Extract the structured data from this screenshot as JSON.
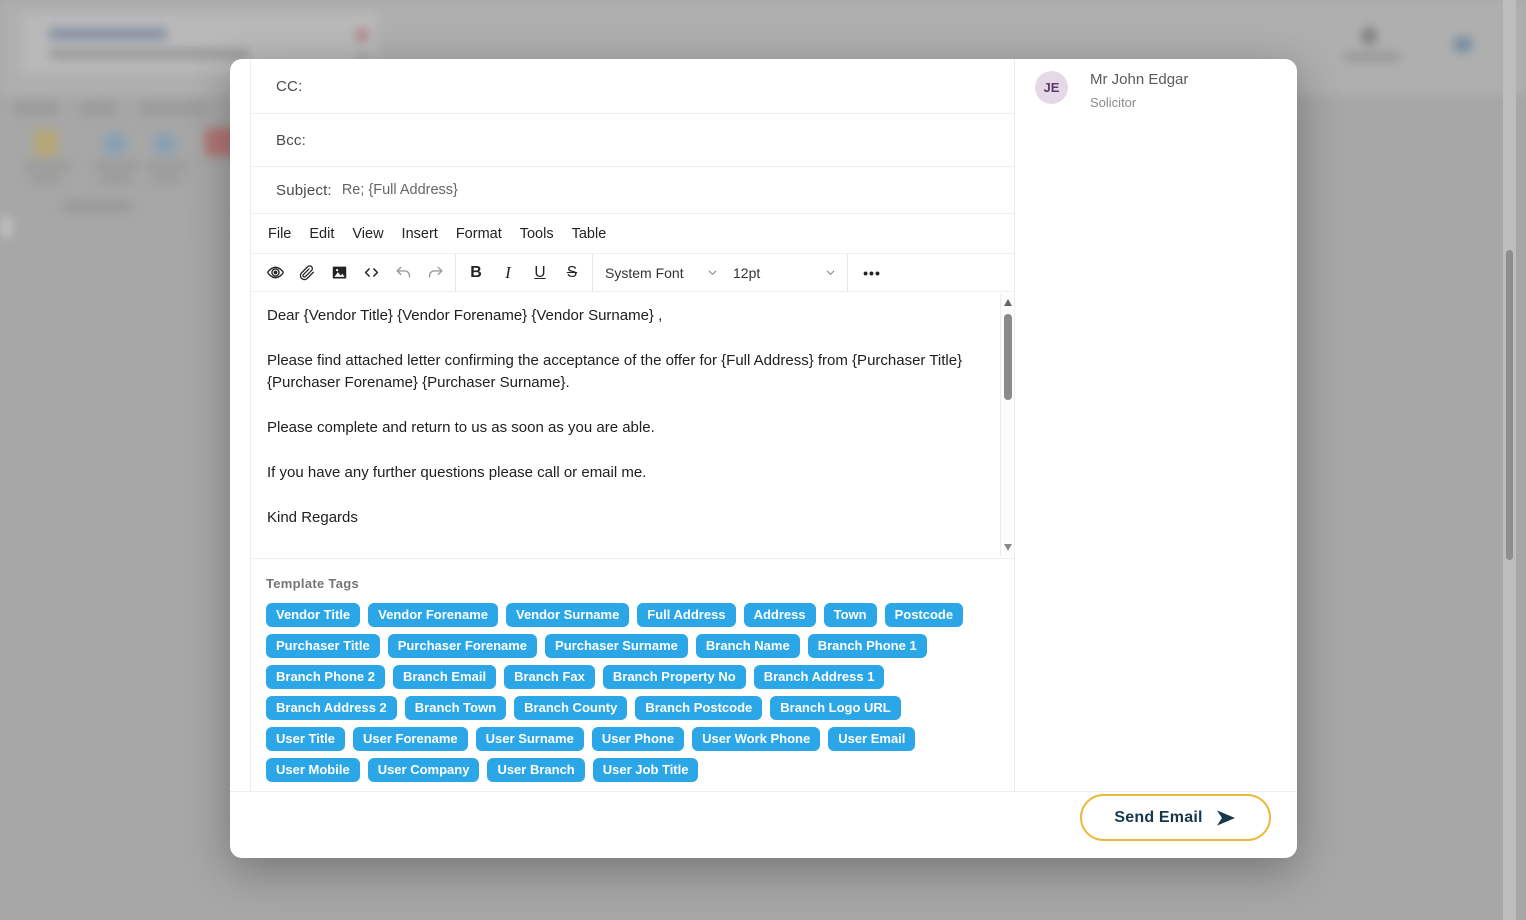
{
  "modal": {
    "fields": {
      "cc_label": "CC:",
      "cc_value": "",
      "bcc_label": "Bcc:",
      "bcc_value": "",
      "subject_label": "Subject:",
      "subject_value": "Re; {Full Address}"
    },
    "editor": {
      "menu": [
        "File",
        "Edit",
        "View",
        "Insert",
        "Format",
        "Tools",
        "Table"
      ],
      "font_name": "System Font",
      "font_size": "12pt",
      "toolbar_icons": [
        "preview-icon",
        "attach-icon",
        "image-icon",
        "source-code-icon",
        "undo-icon",
        "redo-icon",
        "bold",
        "italic",
        "underline",
        "strikethrough",
        "more-dots"
      ],
      "bold_label": "B",
      "italic_label": "I",
      "underline_label": "U",
      "strikethrough_label": "S",
      "more_label": "•••",
      "body_paragraphs": [
        "Dear {Vendor Title} {Vendor Forename}  {Vendor Surname} ,",
        "Please find attached letter confirming the acceptance of the offer for  {Full Address} from  {Purchaser Title}  {Purchaser Forename} {Purchaser Surname}.",
        "Please complete and return to us as soon as you are able.",
        "If you have any further questions please call or email me.",
        "Kind Regards"
      ]
    },
    "template_tags": {
      "label": "Template Tags",
      "tags": [
        "Vendor Title",
        "Vendor Forename",
        "Vendor Surname",
        "Full Address",
        "Address",
        "Town",
        "Postcode",
        "Purchaser Title",
        "Purchaser Forename",
        "Purchaser Surname",
        "Branch Name",
        "Branch Phone 1",
        "Branch Phone 2",
        "Branch Email",
        "Branch Fax",
        "Branch Property No",
        "Branch Address 1",
        "Branch Address 2",
        "Branch Town",
        "Branch County",
        "Branch Postcode",
        "Branch Logo URL",
        "User Title",
        "User Forename",
        "User Surname",
        "User Phone",
        "User Work Phone",
        "User Email",
        "User Mobile",
        "User Company",
        "User Branch",
        "User Job Title"
      ]
    },
    "profile": {
      "initials": "JE",
      "name": "Mr John Edgar",
      "role": "Solicitor"
    },
    "send_button": {
      "label": "Send Email"
    }
  },
  "colors": {
    "tag_blue": "#2BA7E8",
    "send_border_gold": "#EAB93E",
    "send_text_navy": "#16384A",
    "avatar_bg": "#E6D9E7",
    "avatar_text": "#5C3B68"
  }
}
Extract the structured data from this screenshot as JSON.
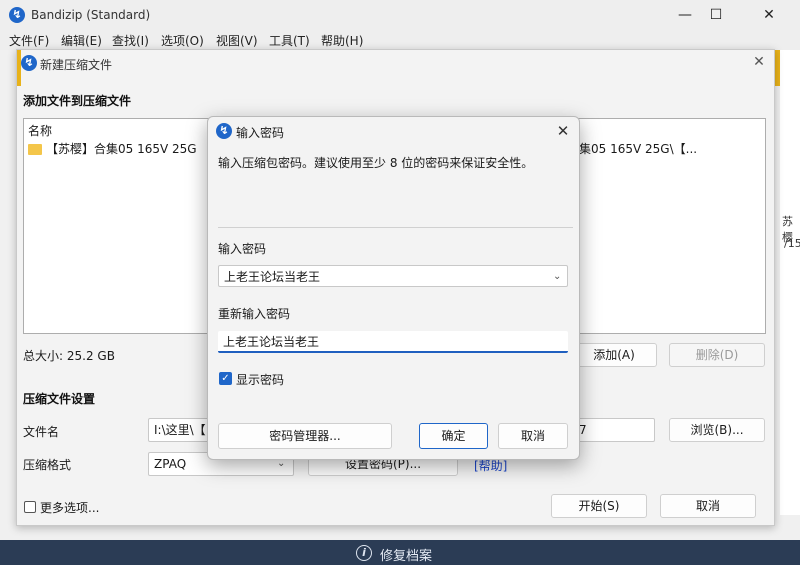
{
  "window": {
    "title": "Bandizip (Standard)",
    "minimize_glyph": "—",
    "maximize_glyph": "☐",
    "close_glyph": "✕"
  },
  "menu": [
    "文件(F)",
    "编辑(E)",
    "查找(I)",
    "选项(O)",
    "视图(V)",
    "工具(T)",
    "帮助(H)"
  ],
  "right_strip": [
    "苏樱",
    "/15"
  ],
  "new_archive": {
    "title": "新建压缩文件",
    "section_add": "添加文件到压缩文件",
    "list_header": "名称",
    "file_name": "【苏樱】合集05 165V 25G",
    "file_path_partial": "集05 165V 25G\\【...",
    "total_size": "总大小: 25.2 GB",
    "add_button": "添加(A)",
    "delete_button": "删除(D)",
    "settings_header": "压缩文件设置",
    "filename_label": "文件名",
    "filename_value": "I:\\这里\\【",
    "filename_tail": "7",
    "browse_button": "浏览(B)...",
    "format_label": "压缩格式",
    "format_value": "ZPAQ",
    "set_password_button": "设置密码(P)...",
    "help_link": "[帮助]",
    "more_options": "更多选项...",
    "start_button": "开始(S)",
    "cancel_button": "取消"
  },
  "status_bar": {
    "repair_label": "修复档案"
  },
  "password_dialog": {
    "title": "输入密码",
    "message": "输入压缩包密码。建议使用至少 8 位的密码来保证安全性。",
    "password_label": "输入密码",
    "password_value": "上老王论坛当老王",
    "reenter_label": "重新输入密码",
    "reenter_value": "上老王论坛当老王",
    "show_password_label": "显示密码",
    "show_password_checked": true,
    "manager_button": "密码管理器...",
    "ok_button": "确定",
    "cancel_button": "取消"
  },
  "colors": {
    "accent": "#1f66c9",
    "warning_strip": "#e8b21a",
    "taskbar": "#2b3c55"
  }
}
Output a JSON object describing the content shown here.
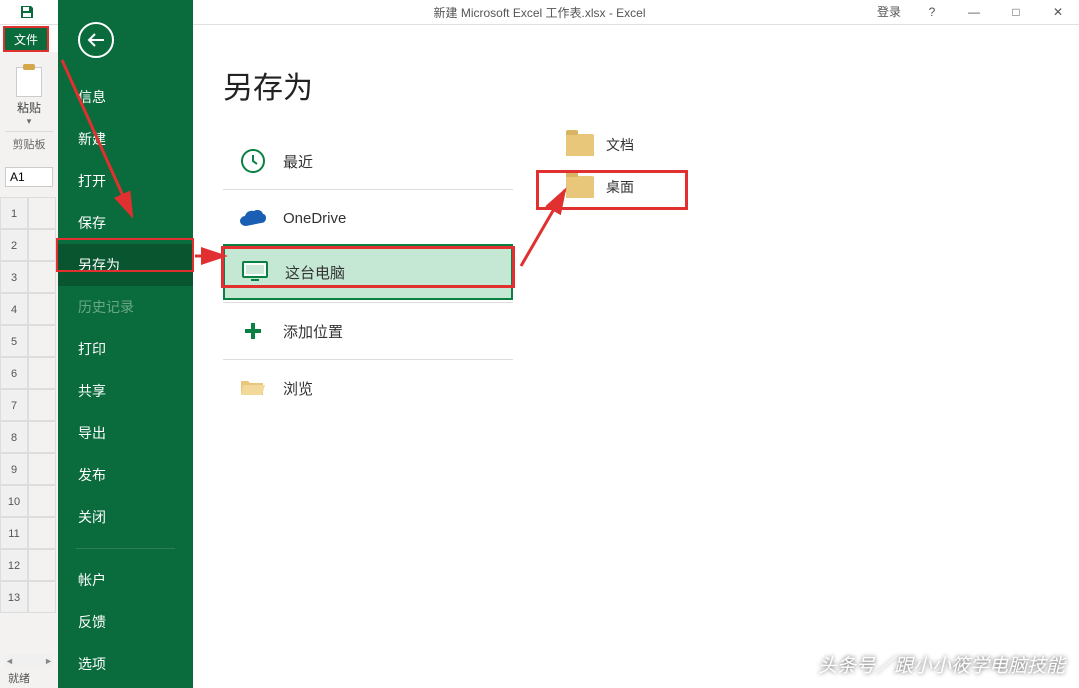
{
  "titlebar": {
    "title": "新建 Microsoft Excel 工作表.xlsx - Excel",
    "login": "登录",
    "help": "?",
    "min": "—",
    "max": "□",
    "close": "✕"
  },
  "ribbon": {
    "file_label": "文件",
    "paste_label": "粘贴",
    "clipboard_label": "剪贴板"
  },
  "cell_ref": "A1",
  "grid_rows": [
    "1",
    "2",
    "3",
    "4",
    "5",
    "6",
    "7",
    "8",
    "9",
    "10",
    "11",
    "12",
    "13"
  ],
  "status_bar": "就绪",
  "nav": {
    "info": "信息",
    "new": "新建",
    "open": "打开",
    "save": "保存",
    "saveas": "另存为",
    "history": "历史记录",
    "print": "打印",
    "share": "共享",
    "export": "导出",
    "publish": "发布",
    "close": "关闭",
    "account": "帐户",
    "feedback": "反馈",
    "options": "选项"
  },
  "page": {
    "title": "另存为",
    "recent": "最近",
    "onedrive": "OneDrive",
    "thispc": "这台电脑",
    "addplace": "添加位置",
    "browse": "浏览"
  },
  "folders": {
    "documents": "文档",
    "desktop": "桌面"
  },
  "watermark": "头条号／跟小小筱学电脑技能"
}
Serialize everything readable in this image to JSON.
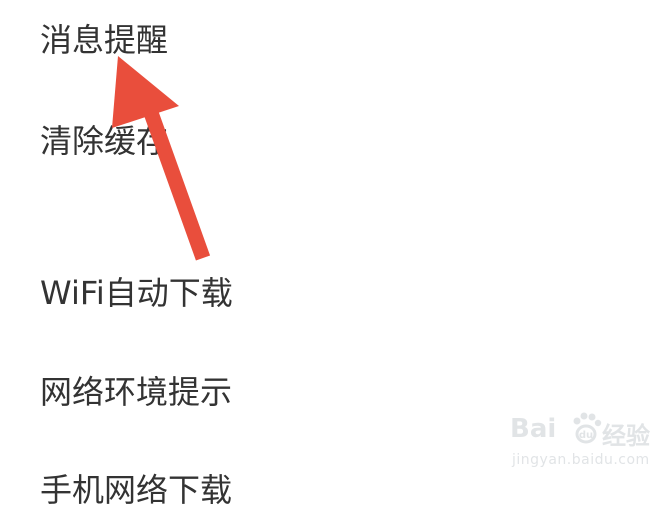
{
  "settings": {
    "items": [
      {
        "label": "消息提醒"
      },
      {
        "label": "清除缓存"
      },
      {
        "label": "WiFi自动下载"
      },
      {
        "label": "网络环境提示"
      },
      {
        "label": "手机网络下载"
      }
    ]
  },
  "watermark": {
    "logo_text": "Bai  ",
    "site_name": "经验",
    "url": "jingyan.baidu.com"
  },
  "annotation": {
    "arrow_color": "#e94e3c"
  }
}
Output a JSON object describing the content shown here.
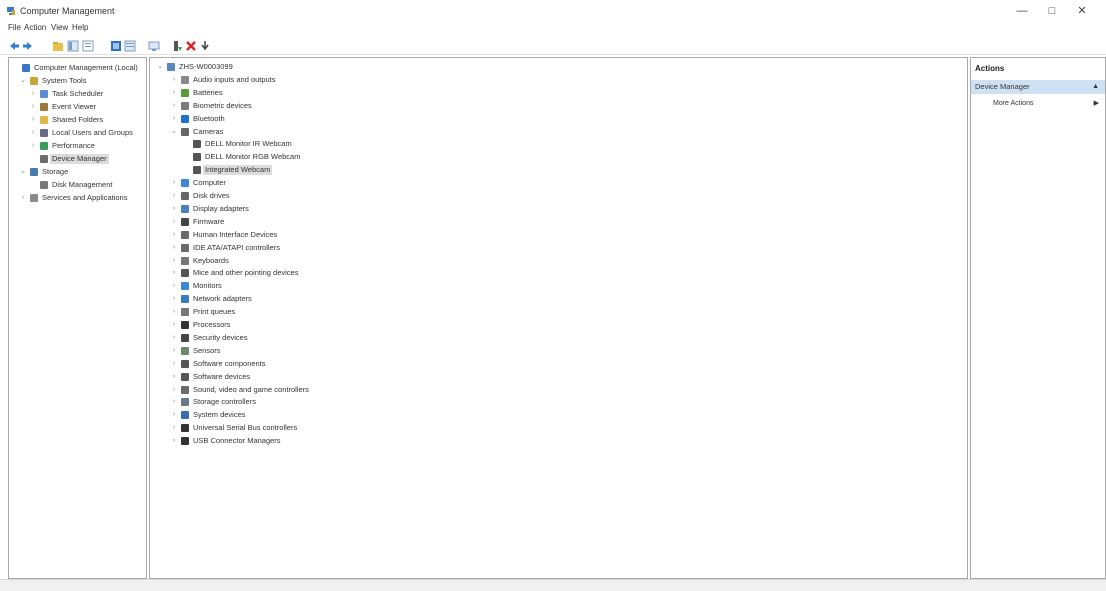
{
  "window": {
    "title": "Computer Management",
    "minimize": "—",
    "maximize": "□",
    "close": "✕"
  },
  "menu": [
    "File",
    "Action",
    "View",
    "Help"
  ],
  "left_tree": [
    {
      "label": "Computer Management (Local)",
      "icon": "computer-management-icon",
      "expander": ""
    },
    {
      "label": "System Tools",
      "icon": "tools-icon",
      "expander": "⌄"
    },
    {
      "label": "Task Scheduler",
      "icon": "clock-icon",
      "expander": "›"
    },
    {
      "label": "Event Viewer",
      "icon": "event-viewer-icon",
      "expander": "›"
    },
    {
      "label": "Shared Folders",
      "icon": "shared-folder-icon",
      "expander": "›"
    },
    {
      "label": "Local Users and Groups",
      "icon": "users-icon",
      "expander": "›"
    },
    {
      "label": "Performance",
      "icon": "performance-icon",
      "expander": "›"
    },
    {
      "label": "Device Manager",
      "icon": "device-manager-icon",
      "expander": "",
      "selected": true
    },
    {
      "label": "Storage",
      "icon": "storage-icon",
      "expander": "⌄"
    },
    {
      "label": "Disk Management",
      "icon": "disk-icon",
      "expander": ""
    },
    {
      "label": "Services and Applications",
      "icon": "services-icon",
      "expander": "›"
    }
  ],
  "device_tree": [
    {
      "label": "ZHS-W0003099",
      "icon": "computer-icon",
      "expander": "⌄"
    },
    {
      "label": "Audio inputs and outputs",
      "icon": "audio-icon",
      "expander": "›"
    },
    {
      "label": "Batteries",
      "icon": "battery-icon",
      "expander": "›"
    },
    {
      "label": "Biometric devices",
      "icon": "biometric-icon",
      "expander": "›"
    },
    {
      "label": "Bluetooth",
      "icon": "bluetooth-icon",
      "expander": "›"
    },
    {
      "label": "Cameras",
      "icon": "camera-icon",
      "expander": "⌄"
    },
    {
      "label": "DELL Monitor IR Webcam",
      "icon": "webcam-icon",
      "expander": ""
    },
    {
      "label": "DELL Monitor RGB Webcam",
      "icon": "webcam-icon",
      "expander": ""
    },
    {
      "label": "Integrated Webcam",
      "icon": "webcam-icon",
      "expander": "",
      "selected": true
    },
    {
      "label": "Computer",
      "icon": "monitor-icon",
      "expander": "›"
    },
    {
      "label": "Disk drives",
      "icon": "disk-drive-icon",
      "expander": "›"
    },
    {
      "label": "Display adapters",
      "icon": "display-adapter-icon",
      "expander": "›"
    },
    {
      "label": "Firmware",
      "icon": "firmware-icon",
      "expander": "›"
    },
    {
      "label": "Human Interface Devices",
      "icon": "hid-icon",
      "expander": "›"
    },
    {
      "label": "IDE ATA/ATAPI controllers",
      "icon": "ide-icon",
      "expander": "›"
    },
    {
      "label": "Keyboards",
      "icon": "keyboard-icon",
      "expander": "›"
    },
    {
      "label": "Mice and other pointing devices",
      "icon": "mouse-icon",
      "expander": "›"
    },
    {
      "label": "Monitors",
      "icon": "monitor-icon",
      "expander": "›"
    },
    {
      "label": "Network adapters",
      "icon": "network-icon",
      "expander": "›"
    },
    {
      "label": "Print queues",
      "icon": "printer-icon",
      "expander": "›"
    },
    {
      "label": "Processors",
      "icon": "processor-icon",
      "expander": "›"
    },
    {
      "label": "Security devices",
      "icon": "security-icon",
      "expander": "›"
    },
    {
      "label": "Sensors",
      "icon": "sensor-icon",
      "expander": "›"
    },
    {
      "label": "Software components",
      "icon": "software-component-icon",
      "expander": "›"
    },
    {
      "label": "Software devices",
      "icon": "software-device-icon",
      "expander": "›"
    },
    {
      "label": "Sound, video and game controllers",
      "icon": "sound-icon",
      "expander": "›"
    },
    {
      "label": "Storage controllers",
      "icon": "storage-controller-icon",
      "expander": "›"
    },
    {
      "label": "System devices",
      "icon": "system-device-icon",
      "expander": "›"
    },
    {
      "label": "Universal Serial Bus controllers",
      "icon": "usb-icon",
      "expander": "›"
    },
    {
      "label": "USB Connector Managers",
      "icon": "usb-icon",
      "expander": "›"
    }
  ],
  "actions": {
    "header": "Actions",
    "section": "Device Manager",
    "section_arrow": "▲",
    "more": "More Actions",
    "more_arrow": "▶"
  },
  "colors": {
    "selection": "#cfe0f2",
    "border": "#a9a9a9"
  }
}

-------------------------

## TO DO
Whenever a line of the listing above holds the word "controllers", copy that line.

## ANSWER BELOW
      "label": "IDE ATA/ATAPI controllers",
      "label": "Sound, video and game controllers",
      "label": "Storage controllers",
      "label": "Universal Serial Bus controllers",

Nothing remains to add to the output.